One week after abandoning his presidential aspirations, Gov. Scott Walker's approval rating has fallen to 37 percent in Wisconsin, according to the most recent Marquette University Law School poll released Wednesday.
Meanwhile, Donald Trump and Hillary Clinton remain the presidential front-runners in Wisconsin, while former U.S. Sen. Russ Feingold has opened up a double-digit lead over U.S. Sen. Ron Johnson, R-Wis., in an upcoming rematch for the seat Johnson won from Feingold in 2010.
Walker approval continues to drop
The rating marks Walker's lowest since the school began conducting the poll three years ago and is a one percent drop from a poll released in August.
In addition, almost two-thirds of the respondents—62 percent—said they would not support Walker running for a third term and 59 percent expressed outright disapproval of the job Walker is doing.
A spokesperson for the governor declined to comment on the falling poll numbers specifically, but said that Walker is focused on continuing to improve the state.
“Governor Walker's top priority is working hard for the people of Wisconsin and making sure everyone has access to good-paying, family-supporting jobs,” spokesperson Laurel Patrick said in an email to the Milwaukee Journal Sentinel.
Trump, Clinton top presidential candidates in Wisconsin
Following Walker’s exit from the presidential race last week, business mogul Donald Trump has assumed the top spot among Wisconsin Republicans. Twenty percent of respondents said they would support Trump, followed by former neurosurgeon Ben Carson at 16 percent and Florida Sen. Marco Rubio at 14 percent.
On the Democratic side, former Secretary of State Hillary Clinton maintained a 12-point lead over Vermont Sen. Bernie Sanders, 42-30. Vice President Joe Biden, who has not decided if he will run, checked in at 17 percent.
Clinton leads Trump in a hypothetical general election matchup 50-36.
Feingold extends lead over Johnson in Senate race
Democratic challenger Russ Feingold extended his lead over incumbent Ron Johnson, with the poll giving Feingold a 14-point lead. This marks an increase over August’s numbers, where Feingold saw his lead dwindle to five points.

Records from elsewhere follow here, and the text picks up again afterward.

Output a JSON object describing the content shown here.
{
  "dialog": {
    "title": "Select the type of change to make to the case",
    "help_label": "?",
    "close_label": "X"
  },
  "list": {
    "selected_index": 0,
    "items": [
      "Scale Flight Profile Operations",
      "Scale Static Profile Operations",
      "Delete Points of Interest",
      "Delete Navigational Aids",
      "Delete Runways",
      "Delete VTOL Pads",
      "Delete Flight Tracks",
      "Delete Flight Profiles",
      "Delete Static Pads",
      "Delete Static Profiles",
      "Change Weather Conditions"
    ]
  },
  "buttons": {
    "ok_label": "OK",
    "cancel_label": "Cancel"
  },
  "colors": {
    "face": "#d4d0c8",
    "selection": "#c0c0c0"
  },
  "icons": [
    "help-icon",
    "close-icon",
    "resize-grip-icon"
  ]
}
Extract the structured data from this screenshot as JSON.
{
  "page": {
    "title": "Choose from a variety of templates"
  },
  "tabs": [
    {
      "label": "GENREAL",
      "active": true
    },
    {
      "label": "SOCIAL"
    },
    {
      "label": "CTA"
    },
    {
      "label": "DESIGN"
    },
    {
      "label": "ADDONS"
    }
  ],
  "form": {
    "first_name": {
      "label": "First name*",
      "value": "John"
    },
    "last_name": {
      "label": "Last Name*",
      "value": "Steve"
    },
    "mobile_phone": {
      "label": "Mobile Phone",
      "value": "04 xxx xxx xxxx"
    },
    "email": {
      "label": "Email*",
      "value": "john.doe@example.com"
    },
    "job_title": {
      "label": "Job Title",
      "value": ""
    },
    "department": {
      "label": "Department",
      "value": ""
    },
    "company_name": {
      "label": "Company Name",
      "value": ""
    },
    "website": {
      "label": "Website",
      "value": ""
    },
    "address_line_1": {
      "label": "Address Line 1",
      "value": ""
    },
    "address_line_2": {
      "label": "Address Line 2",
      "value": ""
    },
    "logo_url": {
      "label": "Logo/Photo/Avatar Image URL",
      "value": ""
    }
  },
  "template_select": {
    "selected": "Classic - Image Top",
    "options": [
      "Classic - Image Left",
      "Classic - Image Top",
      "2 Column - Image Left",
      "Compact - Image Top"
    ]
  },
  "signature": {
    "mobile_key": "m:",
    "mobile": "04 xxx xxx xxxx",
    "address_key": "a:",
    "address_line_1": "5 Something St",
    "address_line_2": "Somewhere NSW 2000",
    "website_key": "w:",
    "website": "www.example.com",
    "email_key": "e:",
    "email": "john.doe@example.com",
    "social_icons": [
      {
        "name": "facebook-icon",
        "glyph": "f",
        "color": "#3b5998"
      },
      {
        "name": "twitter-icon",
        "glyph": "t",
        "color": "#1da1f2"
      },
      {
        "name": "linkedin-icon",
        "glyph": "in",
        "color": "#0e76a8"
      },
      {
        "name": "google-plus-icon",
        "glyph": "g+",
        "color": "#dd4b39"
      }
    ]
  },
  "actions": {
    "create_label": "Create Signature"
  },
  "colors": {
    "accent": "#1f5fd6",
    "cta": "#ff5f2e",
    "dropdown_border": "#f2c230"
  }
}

Poll Director and Marquette University Law School professor Charles Franklin cautioned that both senate candidates are still relatively unknown to voters with over a year to go before the election.
“Only 55 percent of registered voters are able to say if they have a favorable or unfavorable view of both candidates,” Franklin said in a press release. “Nineteen percent are unable to rate either candidate. This is a recipe for volatility until the campaign moves into full swing.”
The poll interviewed 803 Wisconsinites in late September and has a four percent margin of error for the full poll.